Posted on July 11, 2012


Last week I read about how a new proposed hospital in Florida concerned some citizens. Basically, the residents of part of Winter Garden, FL want to know how a proposed 60 acre facility design would impact their neighborhood, particularly how height, noise, safety—the usual concerns—will impact their living environment.

In an effort to appease the surrounding neighborhoods of the new hospital development the owner, Florida Hospital, is arranging a “balloon test” to show residents how tall the hospital will be.  According to the article:

[City Manager Michael] Bollhoefer told the commission last Thursday that a balloon test will be performed for local residents in which a large inflatable standing several stories tall will be blown up to demonstrate the possible heights of the health care center.

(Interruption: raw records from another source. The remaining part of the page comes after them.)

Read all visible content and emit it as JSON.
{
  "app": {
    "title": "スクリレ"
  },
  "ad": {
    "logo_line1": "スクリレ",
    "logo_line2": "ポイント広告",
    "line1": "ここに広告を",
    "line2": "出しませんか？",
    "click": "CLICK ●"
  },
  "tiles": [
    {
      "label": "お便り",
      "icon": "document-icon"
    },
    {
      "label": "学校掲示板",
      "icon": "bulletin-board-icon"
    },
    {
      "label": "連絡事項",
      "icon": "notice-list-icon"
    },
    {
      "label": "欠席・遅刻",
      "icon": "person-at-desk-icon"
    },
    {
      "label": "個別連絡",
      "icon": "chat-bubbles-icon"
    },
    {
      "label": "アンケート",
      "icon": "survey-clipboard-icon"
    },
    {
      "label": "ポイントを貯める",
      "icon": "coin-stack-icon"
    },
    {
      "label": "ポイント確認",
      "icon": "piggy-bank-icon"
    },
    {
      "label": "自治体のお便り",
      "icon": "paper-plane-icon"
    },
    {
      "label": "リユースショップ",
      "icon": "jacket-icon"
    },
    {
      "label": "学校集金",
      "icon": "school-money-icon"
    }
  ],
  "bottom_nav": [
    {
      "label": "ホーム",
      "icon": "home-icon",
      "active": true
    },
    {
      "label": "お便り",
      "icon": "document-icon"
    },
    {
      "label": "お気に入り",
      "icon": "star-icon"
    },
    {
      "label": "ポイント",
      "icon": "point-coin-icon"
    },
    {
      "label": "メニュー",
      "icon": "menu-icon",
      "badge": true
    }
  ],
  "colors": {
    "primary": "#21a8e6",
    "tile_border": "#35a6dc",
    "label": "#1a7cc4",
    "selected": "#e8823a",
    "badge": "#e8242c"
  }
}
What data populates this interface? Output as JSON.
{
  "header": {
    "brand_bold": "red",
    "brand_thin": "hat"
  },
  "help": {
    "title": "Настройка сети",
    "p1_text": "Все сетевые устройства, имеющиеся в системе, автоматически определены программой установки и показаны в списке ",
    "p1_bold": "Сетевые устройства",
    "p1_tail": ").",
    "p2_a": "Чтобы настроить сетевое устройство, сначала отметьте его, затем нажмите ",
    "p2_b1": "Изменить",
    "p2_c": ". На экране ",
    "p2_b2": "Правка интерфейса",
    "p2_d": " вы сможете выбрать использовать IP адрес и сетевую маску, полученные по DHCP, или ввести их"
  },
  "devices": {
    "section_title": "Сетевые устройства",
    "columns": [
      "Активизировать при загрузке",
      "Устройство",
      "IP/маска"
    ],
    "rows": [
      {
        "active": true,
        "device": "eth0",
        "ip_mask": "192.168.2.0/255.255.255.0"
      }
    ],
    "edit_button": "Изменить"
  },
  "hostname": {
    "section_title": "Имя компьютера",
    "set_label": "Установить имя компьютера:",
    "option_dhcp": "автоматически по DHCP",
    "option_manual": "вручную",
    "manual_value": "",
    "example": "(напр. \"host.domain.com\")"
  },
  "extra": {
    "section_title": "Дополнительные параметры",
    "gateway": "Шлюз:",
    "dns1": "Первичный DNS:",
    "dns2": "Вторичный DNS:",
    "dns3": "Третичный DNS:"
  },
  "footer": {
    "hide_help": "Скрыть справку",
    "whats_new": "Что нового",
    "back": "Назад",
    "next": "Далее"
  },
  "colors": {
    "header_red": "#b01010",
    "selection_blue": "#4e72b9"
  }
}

Some may find this creative, a good faith effort.  I find it absurd.  In this year 2012, the best a hospital can do to show a community what its new hospital will look and feel like is a balloonReally?

Most individuals are not visual thinkers.  In other words, comprehending the look, feel and scale of space is difficult.  Even for those in the design and construction field, it is not easy. So how is a balloon, even if it was the most advanced and amazing balloon ever designed, going to communicate that?

The truth is many healthcare administrators and practitioners have trouble understanding space and how a design will perform for them.  This is one reason simulation is so important.

Today, owners have so many valuable tools at their disposal to showcase a future design.  Architects can develop 3D models, virtual or physical, that include adjacent neighborhoods and show scale, heights, windows, colors.  Light studies that show how shadows will travel and fall across the immediate surrounding area can be shown.  Acousticians can simulate ambulance and helicopter noise.  Visualization of traffic studies can show how cars and pedestrians will need to navigate the new roads. With more dollars and more time, there are even virtual reality capabilities that can allow people to synthetically experience the new hospital. 

It is embarrassing and stingy to use such primitive technology to attempt to convey something as complex as a new building.  The conspiracy theorist in me feels there must be something worth hiding in the new development, something that better visualization tools would bring to light if demanded by the community.  A quote from author, comedian and social critic Baratunde Thurston comes to mind:  “It’s irresponsible not to use the tools of today.”

Hospitals are ploughing millions of dollars into information technology (IT) upgrades right now.  Thus, they recognize the power and value of technology.  Put the slide rules away and use it.